    It has also been observed that people having skin diseases like psoriasis and dermatitis have less dryness and irritation in their skin as it helps in moisture and hydration of the skin.

How Much Omega-3 Acids Does A Body Need?

The level of these depends on the age and sex of a body and for different levels of age groups, the amount varies from 0.5g to 1.5g.

If you have some heart disease then your prescriber might recommend you to have supplements of EPA and DHA every day.


As these fatty acids are not produced by our body, taking them in the proper amount only is beneficial.

They must be taking dietary supplements and one should always consult their healthcare advisor before taking it in the form of any oil or capsule.

FDA (Food and Drug Administration) advised having a maximum of only 3 grams a day for an adult, while there are still variations by different authorities.

Excess to these may lead to the following problems-
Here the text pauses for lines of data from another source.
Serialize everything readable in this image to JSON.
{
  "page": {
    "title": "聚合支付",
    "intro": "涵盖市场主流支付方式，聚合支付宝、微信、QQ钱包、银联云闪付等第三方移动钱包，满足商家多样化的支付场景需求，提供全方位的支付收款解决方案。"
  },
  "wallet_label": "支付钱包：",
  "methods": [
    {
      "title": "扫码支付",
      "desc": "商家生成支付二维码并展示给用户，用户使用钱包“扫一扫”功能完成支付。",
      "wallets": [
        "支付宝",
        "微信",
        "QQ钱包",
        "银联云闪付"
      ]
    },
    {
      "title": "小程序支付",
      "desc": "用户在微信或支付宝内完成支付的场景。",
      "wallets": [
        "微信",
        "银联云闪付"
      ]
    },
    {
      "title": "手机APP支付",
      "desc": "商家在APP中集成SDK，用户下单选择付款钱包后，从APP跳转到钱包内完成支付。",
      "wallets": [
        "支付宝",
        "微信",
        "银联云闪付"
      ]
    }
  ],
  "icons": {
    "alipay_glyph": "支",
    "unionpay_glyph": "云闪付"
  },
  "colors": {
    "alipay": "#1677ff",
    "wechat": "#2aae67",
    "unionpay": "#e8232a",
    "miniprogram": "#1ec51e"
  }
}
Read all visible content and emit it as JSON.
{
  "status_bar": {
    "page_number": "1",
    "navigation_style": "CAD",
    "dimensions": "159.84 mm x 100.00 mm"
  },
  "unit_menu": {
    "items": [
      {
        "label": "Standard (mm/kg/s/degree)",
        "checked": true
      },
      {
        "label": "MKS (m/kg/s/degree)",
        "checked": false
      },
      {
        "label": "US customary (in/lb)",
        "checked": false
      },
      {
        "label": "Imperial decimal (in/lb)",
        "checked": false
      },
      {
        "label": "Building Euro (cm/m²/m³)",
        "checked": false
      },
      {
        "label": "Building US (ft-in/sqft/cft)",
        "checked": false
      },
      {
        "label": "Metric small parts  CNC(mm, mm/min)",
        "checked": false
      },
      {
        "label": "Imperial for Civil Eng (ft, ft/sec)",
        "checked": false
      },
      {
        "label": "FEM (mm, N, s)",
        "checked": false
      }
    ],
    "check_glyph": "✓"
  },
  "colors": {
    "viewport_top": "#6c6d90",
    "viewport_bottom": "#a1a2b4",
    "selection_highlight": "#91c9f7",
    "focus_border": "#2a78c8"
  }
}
  • Risk of a bleeding disorder, so people already having or taking medication related to bleeding disorders including aspirin, Plavix, etc should always consult someone.
  • Diabetic patients should also be careful as these fatty acids may increase the level of sugar in the blood.
    If you are taking medication such as glyburide, glipizide, or insulin to lower blood sugar levels then you must ask your doctor for the amount to be taken.
  • If you are going to have any kind of surgery then your supervisor may ask you to stop taking any supplement of these fatty acids 1 or 2 weeks before as they can cause blood thinning.
  • One should always read the instructions mentioned on the bottles and listen to what their prescribers suggested.


  1. 7 Things To Know About Omega-3 Fatty Acids Available from:
  2. Arthur A Spector, Hee-Yong Kim Discovery of essential fatty acids 2015 Jan;56(1):11-21. doi: 10.1194/jlr.R055095. Epub 2014 Oct 22. Available from:
  3. Danielle Swanson, Robert Block, and Shaker A. Mousa Omega-3 Fatty Acids EPA and DHA: Health Benefits Throughout Life 2012 Jan; 3(1): 1–7. Published online 2012 Jan 5. doi: 10.3945/an.111.000893
  4. Omega-3 Fatty Acids August 4, 2021 Available from:
  5. Aihua Liu and Jian Ji Omega-3 Essential Fatty Acids Therapy for Dry Eye Syndrome: A Meta-Analysis of Randomized Controlled Studies 2014; 20: 1583–1589. Published online 2014 Sep 6. doi: 10.12659/MSM.891364
  6. Clemens von Schacky, William S Harris Cardiovascular benefits of omega-3 fatty acids 2007 Jan 15;73(2):310-5. doi: 10.1016/j.cardiores.2006.08.019. Epub 2006 Sep 1. Available from:
  7. Scheine Canhada, Kamila Castro, Ingrid Schweigert Perry et al. Omega-3 fatty acids’ supplementation in Alzheimer’s disease: A systematic review 2018 Oct;21(8):529-538. doi: 10.1080/1028415X.2017.1321813. Epub 2017 May 3. Available from:
  8. Donna Gillies, John Kh Sinn, Sagar S Lad et al. Polyunsaturated fatty acids (PUFA) for attention deficit hyperactivity disorder (ADHD) in children and adolescents 2012 Jul 11;2012(7):CD007986. doi: 10.1002/14651858.CD007986.pub2. Available from: